You don't hear too many tales of good fortune in business at the moment. The world's biggest companies all seem to be on the ropes so it comes as a bit of a surprise to hear that CVC, majority owner of F1's commercial rights holder, has had a record year.
The news comes courtesy of an article in the Independent by Pitpass' business reporter Chris Sylt who tracked down CVC's accounts in its Luxembourg home. CVC is in control of £18.8bn of investment funds which it has used to buy businesses such as F1 as well as luggage company Samsonite and the AA. CVC makes its money from a fee of around 1.5% on the money in the funds it manages it also gets returns from a small stake it has in the funds.
In the 12 months to March 2008, its fund management fees increased 24% to £181.4m giving it total revenues of £183.6m. During the financial year a complex shuffle saw its business move to a new type of investment structure in Luxembourg leading to CVC registering an £835m profit as an extraordinary item. Factoring this out of the bottom line yields an after tax profit of £76.4m, up 72% on the previous year.
There aren't too many companies with results like these at the moment, least of all, F1 itself as its UK holding company registered a £205m loss last year. CVC's £4.8bn Fund IV, which owns F1, has already achieved a 52.9% rate of return from its other investments so the sport has a lot to live up to.
Recent speculation has suggested that the teams are on the verge of demanding more money from F1 and that CVC's return would be severely compromised if they do so. The risk of the sport going to the wall if that happens is a real one and a quick look through CVC's history book shows that it isn't afraid to pull the plug if needs be. At the height of the dot.com bubble in 2000, CVC pumped $11m into the ISP Lucky Surf and $9.6m into technology firm Malibu Networks but both investments were subsequently written off.
The people who make the money from the financial success of F1 and CVC's other investments are its 140 staff who, even including secretaries and lackies into the total, are paid a whopping average of £370,000. At the top of the tree are CVC's co-founders, Leeds born chairman Michael Smith and Scot Donald Mackenzie, a fervent F1 fan who is often found schmoozing on the grid at races.
Buyout firms such as CVC are thought to be worth around 5% of the funds they manage which would put a £940m price tag on the company giving the 9.75% stakes directly owned by Smith and Mackenzie a value of £90m each.

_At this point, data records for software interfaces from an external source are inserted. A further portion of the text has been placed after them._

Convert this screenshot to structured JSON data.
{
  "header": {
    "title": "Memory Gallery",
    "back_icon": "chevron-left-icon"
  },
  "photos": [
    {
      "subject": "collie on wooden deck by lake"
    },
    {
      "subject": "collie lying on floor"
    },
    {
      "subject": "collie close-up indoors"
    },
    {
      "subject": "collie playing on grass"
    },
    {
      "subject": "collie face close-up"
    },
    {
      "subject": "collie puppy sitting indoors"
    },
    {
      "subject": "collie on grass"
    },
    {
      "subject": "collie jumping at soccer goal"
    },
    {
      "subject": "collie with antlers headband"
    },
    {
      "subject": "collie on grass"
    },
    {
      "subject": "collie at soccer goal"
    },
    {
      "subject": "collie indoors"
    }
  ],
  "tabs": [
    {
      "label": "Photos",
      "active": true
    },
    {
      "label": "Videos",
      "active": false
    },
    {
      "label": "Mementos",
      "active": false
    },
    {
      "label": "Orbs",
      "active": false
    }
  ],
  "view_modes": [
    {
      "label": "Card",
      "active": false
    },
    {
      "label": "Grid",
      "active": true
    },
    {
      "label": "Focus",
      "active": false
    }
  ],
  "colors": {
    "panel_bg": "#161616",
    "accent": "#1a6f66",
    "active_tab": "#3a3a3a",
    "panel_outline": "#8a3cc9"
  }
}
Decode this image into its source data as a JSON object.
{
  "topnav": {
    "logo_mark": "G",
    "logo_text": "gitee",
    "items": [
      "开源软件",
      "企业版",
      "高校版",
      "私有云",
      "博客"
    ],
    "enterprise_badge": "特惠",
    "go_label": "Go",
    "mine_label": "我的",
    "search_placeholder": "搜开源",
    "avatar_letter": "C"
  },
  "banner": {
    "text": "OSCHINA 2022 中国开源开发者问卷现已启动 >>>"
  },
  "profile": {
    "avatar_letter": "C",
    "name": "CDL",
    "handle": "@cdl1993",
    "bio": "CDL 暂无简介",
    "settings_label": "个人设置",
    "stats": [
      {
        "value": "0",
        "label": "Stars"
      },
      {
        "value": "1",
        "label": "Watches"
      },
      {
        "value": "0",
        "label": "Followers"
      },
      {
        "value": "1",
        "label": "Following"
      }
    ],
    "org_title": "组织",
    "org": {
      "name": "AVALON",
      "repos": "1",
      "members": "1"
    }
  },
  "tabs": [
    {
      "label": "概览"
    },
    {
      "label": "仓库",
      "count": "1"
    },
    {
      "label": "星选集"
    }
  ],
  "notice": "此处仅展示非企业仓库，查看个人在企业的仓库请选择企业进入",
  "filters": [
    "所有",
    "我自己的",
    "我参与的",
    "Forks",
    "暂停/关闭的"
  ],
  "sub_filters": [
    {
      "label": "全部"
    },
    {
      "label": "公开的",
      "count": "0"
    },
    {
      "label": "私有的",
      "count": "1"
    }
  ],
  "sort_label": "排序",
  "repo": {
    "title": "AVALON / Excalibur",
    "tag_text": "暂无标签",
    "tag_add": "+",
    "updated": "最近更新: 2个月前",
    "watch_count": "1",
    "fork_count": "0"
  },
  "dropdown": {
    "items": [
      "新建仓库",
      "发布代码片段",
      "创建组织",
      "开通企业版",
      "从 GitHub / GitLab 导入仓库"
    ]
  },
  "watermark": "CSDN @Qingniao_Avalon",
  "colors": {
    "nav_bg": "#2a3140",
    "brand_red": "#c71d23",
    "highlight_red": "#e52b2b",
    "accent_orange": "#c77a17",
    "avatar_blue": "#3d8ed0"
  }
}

It remains to be seen how long CVC can keep up its meteoric growth in the gloomy economy. The firm has a stake in UK retailer Debenhams which, like many high street stores, has been hit by the downturn and could suffer from paying high rents whilst more money is spent online. Debenhams kick-started this year's pre-Christmas discounts last Wednesday with a three-day sale offering up to 25% off. Much as they would love it, it isn't likely that the circuits paying the huge fees to host F1 will see this stunt replicated by CVC.